  • St Nikolaus-Kirche, built in Romanesque Revival style from the year 1898, with a cross altar, Crucifixion group and Passion image
  • "Gallows" monument, made out of two 7-metre-tall sandstone pillars, 1754
  • St Martin-Kapelle in the graveyard, 14th century, originally established, however, in the time when the Lower Main was Christianized
  • Schlossturm ("castle tower", today used by businesses), late 13th century
  • Upper gate, 15th century
  • Tannenturm (tower), 15th century
  • Wörth castrum (1st-2nd century) and castrum bath, lying below the mill, only discernible by low humps in the ground

InfrastructureEdit

TransportEdit

GovernanceEdit

Town twinningEdit

 
Wörth am Main Town hall

Wörth am Main is twinned with:

MayorsEdit

In March 2014 Andreas Fath (Freie Wähler - Free voters) was elected the new mayor. He is the successor of Erwin Dotzel (CSU), he was 30 years in office.[5]

Further readingEdit

  • Trost, Werner: Wörth am Main. Chronik einer fränkischen Kleinstadt. 4 volumes. Wörth 1987-1999

ReferencesEdit

  1. ^ "Fortschreibung des Bevölkerungsstandes". Bayerisches Landesamt für Statistik und Datenverarbeitung (in German). July 2019.
  2. ^ a b Schumacher, Karin; Schumacher, Hans-Jürgen (2003). Zeitreise durch den Spessart (German). Wartberg Verlag.

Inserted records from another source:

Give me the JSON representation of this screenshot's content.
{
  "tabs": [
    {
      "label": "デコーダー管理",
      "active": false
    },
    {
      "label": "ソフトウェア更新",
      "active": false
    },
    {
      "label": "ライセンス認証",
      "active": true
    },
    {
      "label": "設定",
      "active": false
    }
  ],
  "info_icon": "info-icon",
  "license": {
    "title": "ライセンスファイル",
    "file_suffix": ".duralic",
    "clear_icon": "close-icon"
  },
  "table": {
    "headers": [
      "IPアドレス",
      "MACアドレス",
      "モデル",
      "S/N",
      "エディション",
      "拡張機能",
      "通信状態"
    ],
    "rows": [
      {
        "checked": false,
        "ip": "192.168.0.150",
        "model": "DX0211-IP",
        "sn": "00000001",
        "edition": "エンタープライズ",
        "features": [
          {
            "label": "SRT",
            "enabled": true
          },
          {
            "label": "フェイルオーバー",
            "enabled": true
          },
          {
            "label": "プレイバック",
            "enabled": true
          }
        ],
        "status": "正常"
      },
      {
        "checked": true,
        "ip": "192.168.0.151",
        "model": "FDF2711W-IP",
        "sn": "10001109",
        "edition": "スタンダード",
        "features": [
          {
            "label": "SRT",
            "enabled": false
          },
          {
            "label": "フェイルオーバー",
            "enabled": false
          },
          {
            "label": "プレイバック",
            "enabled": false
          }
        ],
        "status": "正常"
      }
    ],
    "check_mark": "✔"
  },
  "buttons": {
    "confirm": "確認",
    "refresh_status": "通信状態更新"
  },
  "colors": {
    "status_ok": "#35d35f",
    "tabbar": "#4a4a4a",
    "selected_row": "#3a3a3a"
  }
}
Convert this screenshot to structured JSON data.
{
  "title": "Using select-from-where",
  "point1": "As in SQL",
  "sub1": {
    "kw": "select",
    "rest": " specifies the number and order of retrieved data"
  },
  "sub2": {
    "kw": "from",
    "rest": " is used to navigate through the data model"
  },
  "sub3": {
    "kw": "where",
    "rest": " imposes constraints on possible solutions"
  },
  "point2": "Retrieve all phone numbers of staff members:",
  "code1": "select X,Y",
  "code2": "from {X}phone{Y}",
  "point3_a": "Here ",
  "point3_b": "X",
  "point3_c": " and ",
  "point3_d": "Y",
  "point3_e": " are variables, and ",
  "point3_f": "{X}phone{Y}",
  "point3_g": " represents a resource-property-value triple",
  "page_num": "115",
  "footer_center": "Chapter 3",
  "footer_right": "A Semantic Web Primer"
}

ISBN 3-8313-1075-0.
  3. ^ A numerus in the Roman army was a unit with a strength of 200 to 400 men.
  4. ^ "National Commission for Decentralised cooperation". Délégation pour l’Action Extérieure des Collectivités Territoriales (Ministère des Affaires étrangères) (in French). Archived from the original on 2013-11-27. Retrieved 2013-12-26. Cite uses deprecated parameter |deadurl= (help)
  5. ^ http://www.main-echo.de/regional/kreis-miltenberg/art4001,2999021

External linksEdit